**Problem description:**
Word for word, restate the records that come after this.

:: Supplied records

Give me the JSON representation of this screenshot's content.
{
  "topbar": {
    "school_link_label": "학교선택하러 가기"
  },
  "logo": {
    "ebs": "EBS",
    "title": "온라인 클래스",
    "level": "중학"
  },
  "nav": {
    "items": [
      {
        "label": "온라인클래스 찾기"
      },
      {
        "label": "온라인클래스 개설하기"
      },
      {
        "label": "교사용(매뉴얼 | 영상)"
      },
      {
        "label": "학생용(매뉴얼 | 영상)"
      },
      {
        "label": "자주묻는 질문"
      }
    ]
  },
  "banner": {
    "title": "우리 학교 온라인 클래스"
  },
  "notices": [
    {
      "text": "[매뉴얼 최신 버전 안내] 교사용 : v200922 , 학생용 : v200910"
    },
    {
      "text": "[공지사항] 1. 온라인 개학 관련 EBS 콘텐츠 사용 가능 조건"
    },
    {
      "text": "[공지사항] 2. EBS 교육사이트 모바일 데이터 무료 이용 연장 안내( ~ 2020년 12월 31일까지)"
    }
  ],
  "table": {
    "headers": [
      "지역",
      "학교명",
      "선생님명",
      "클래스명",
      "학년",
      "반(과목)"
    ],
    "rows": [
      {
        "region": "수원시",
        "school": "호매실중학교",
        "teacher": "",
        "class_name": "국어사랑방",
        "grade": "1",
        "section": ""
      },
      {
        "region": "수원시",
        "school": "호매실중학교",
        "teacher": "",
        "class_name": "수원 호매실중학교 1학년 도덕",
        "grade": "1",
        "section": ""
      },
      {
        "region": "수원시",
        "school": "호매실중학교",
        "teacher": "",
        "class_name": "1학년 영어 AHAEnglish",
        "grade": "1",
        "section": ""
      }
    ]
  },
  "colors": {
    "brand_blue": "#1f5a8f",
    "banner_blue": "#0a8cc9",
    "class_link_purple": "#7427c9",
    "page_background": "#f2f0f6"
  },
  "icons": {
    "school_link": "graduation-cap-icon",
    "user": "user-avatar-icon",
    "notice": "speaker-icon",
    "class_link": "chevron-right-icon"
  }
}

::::

**Answer to this problem:**
Give me the JSON representation of this screenshot's content.
{
  "topbar": {
    "school_link_label": "학교선택하러 가기"
  },
  "logo": {
    "ebs": "EBS",
    "title": "온라인 클래스",
    "level": "중학"
  },
  "nav": {
    "items": [
      {
        "label": "온라인클래스 찾기"
      },
      {
        "label": "온라인클래스 개설하기"
      },
      {
        "label": "교사용(매뉴얼 | 영상)"
      },
      {
        "label": "학생용(매뉴얼 | 영상)"
      },
      {
        "label": "자주묻는 질문"
      }
    ]
  },
  "banner": {
    "title": "우리 학교 온라인 클래스"
  },
  "notices": [
    {
      "text": "[매뉴얼 최신 버전 안내] 교사용 : v200922 , 학생용 : v200910"
    },
    {
      "text": "[공지사항] 1. 온라인 개학 관련 EBS 콘텐츠 사용 가능 조건"
    },
    {
      "text": "[공지사항] 2. EBS 교육사이트 모바일 데이터 무료 이용 연장 안내( ~ 2020년 12월 31일까지)"
    }
  ],
  "table": {
    "headers": [
      "지역",
      "학교명",
      "선생님명",
      "클래스명",
      "학년",
      "반(과목)"
    ],
    "rows": [
      {
        "region": "수원시",
        "school": "호매실중학교",
        "teacher": "",
        "class_name": "국어사랑방",
        "grade": "1",
        "section": ""
      },
      {
        "region": "수원시",
        "school": "호매실중학교",
        "teacher": "",
        "class_name": "수원 호매실중학교 1학년 도덕",
        "grade": "1",
        "section": ""
      },
      {
        "region": "수원시",
        "school": "호매실중학교",
        "teacher": "",
        "class_name": "1학년 영어 AHAEnglish",
        "grade": "1",
        "section": ""
      }
    ]
  },
  "colors": {
    "brand_blue": "#1f5a8f",
    "banner_blue": "#0a8cc9",
    "class_link_purple": "#7427c9",
    "page_background": "#f2f0f6"
  },
  "icons": {
    "school_link": "graduation-cap-icon",
    "user": "user-avatar-icon",
    "notice": "speaker-icon",
    "class_link": "chevron-right-icon"
  }
}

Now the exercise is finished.